**AIM OF THE EXERCISE:** Every line of the data below should be printed exactly. Nothing may be dropped.

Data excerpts
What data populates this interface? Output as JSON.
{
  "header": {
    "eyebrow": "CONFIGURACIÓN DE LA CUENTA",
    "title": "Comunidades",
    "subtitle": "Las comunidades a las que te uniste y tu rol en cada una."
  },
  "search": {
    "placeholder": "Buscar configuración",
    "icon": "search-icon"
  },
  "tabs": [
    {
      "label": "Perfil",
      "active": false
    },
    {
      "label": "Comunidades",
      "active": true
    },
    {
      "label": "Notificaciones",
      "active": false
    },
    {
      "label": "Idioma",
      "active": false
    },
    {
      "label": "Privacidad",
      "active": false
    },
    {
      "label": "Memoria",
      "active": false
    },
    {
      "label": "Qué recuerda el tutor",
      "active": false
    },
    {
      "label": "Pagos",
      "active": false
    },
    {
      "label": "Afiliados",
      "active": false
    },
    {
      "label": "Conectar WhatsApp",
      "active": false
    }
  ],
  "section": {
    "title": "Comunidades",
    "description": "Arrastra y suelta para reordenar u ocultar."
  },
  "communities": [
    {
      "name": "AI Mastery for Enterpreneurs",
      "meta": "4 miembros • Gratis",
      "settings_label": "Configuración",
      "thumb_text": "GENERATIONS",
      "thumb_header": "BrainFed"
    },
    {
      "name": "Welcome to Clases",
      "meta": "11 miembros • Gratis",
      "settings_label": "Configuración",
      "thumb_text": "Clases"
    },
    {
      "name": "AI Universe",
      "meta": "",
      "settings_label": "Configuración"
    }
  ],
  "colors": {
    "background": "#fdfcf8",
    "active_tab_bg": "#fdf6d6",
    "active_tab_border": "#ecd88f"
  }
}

**RESULT OF THIS EXERCISE:**
What data populates this interface? Output as JSON.
{
  "header": {
    "eyebrow": "CONFIGURACIÓN DE LA CUENTA",
    "title": "Comunidades",
    "subtitle": "Las comunidades a las que te uniste y tu rol en cada una."
  },
  "search": {
    "placeholder": "Buscar configuración",
    "icon": "search-icon"
  },
  "tabs": [
    {
      "label": "Perfil",
      "active": false
    },
    {
      "label": "Comunidades",
      "active": true
    },
    {
      "label": "Notificaciones",
      "active": false
    },
    {
      "label": "Idioma",
      "active": false
    },
    {
      "label": "Privacidad",
      "active": false
    },
    {
      "label": "Memoria",
      "active": false
    },
    {
      "label": "Qué recuerda el tutor",
      "active": false
    },
    {
      "label": "Pagos",
      "active": false
    },
    {
      "label": "Afiliados",
      "active": false
    },
    {
      "label": "Conectar WhatsApp",
      "active": false
    }
  ],
  "section": {
    "title": "Comunidades",
    "description": "Arrastra y suelta para reordenar u ocultar."
  },
  "communities": [
    {
      "name": "AI Mastery for Enterpreneurs",
      "meta": "4 miembros • Gratis",
      "settings_label": "Configuración",
      "thumb_text": "GENERATIONS",
      "thumb_header": "BrainFed"
    },
    {
      "name": "Welcome to Clases",
      "meta": "11 miembros • Gratis",
      "settings_label": "Configuración",
      "thumb_text": "Clases"
    },
    {
      "name": "AI Universe",
      "meta": "",
      "settings_label": "Configuración"
    }
  ],
  "colors": {
    "background": "#fdfcf8",
    "active_tab_bg": "#fdf6d6",
    "active_tab_border": "#ecd88f"
  }
}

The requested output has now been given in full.